Amazon.com allows many third-party sellers to use their platform to sell their product. Unfortunately, some of the sellers on the website illegally sell counterfeit goods. According to Black’s Law Dictionary, counterfeit means, “to unlawfully forge, copy, or imitate an item, esp. money or a negotiable instrument (such as a security or promissory note) or other officially issued item of value (such as a postage stamp or a food stamp), or to possess such an item without authorization and with the intent to deceive or defraud by presenting the item as genuine. Counterfeiting includes producing or selling an item that displays a reproduction of a genuine trademark to deceive buyers into thinking they are purchasing genuine merchandise”. See 18 U.S.C. §§ 470 et seq. It is within Amazon’s policy to remove any sellers who decide to sell counterfeit products.
That is what happened in the Tre Milano case.1 Amazon was made aware that one of its users had violated not just their terms of the agreement, but had broken the law. Once Amazon was informed of the infringement, they immediately took action. Therefore, when a lawsuit was brought by the seller and the company, Amazon was dismissed from the case because they were not contributorily liable.
Amazon.com has created many safe guards to prevent sellers from selling counterfeit goods. Once Amazon is notified of a seller listing counterfeit items, they can suspend the user or block the user. Any time a seller is blocked, they are prohibited from opening a new account. This is to avoid any liability on behalf of their sellers should a lawsuit arise.
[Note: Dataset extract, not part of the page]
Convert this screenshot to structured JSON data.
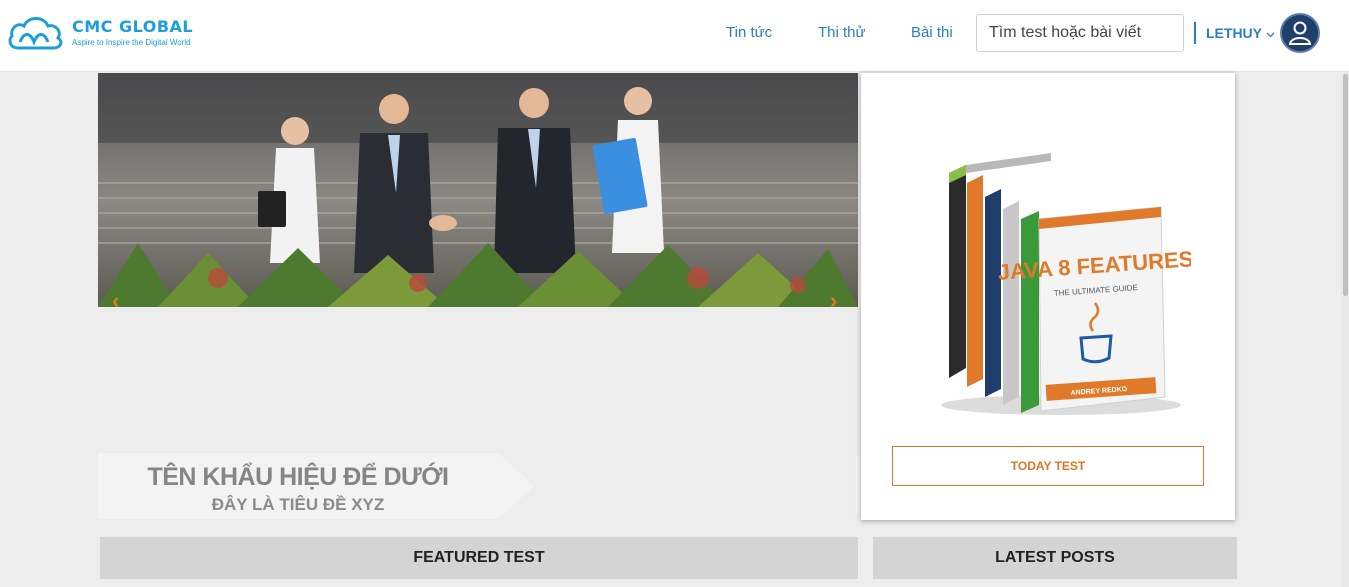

Amazon’s argument against counterfeit goods lawsuits is typically that they established preventative measures, and that when Amazon becomes aware that a seller is offering to sell counterfeit goods, they immediately take action against the seller.
- TRE Milano, LLC v. Amazon.com, Inc., S205747, 2012 Cal. LEXIS 11039 (Nov. 28, 2012).
- TRE Milano, LLC v. Amazon.com, Inc., No. S205747, 2012 Cal. LEXIS 11039 (Nov. 28, 2012).
Plaintiff’s case against Amazon was dismissed because Amazon was not responsible for the infringement of a third-party, and could also not be held contributorily liable since Amazon took immediate action once it was notified of the third-party’s infringement.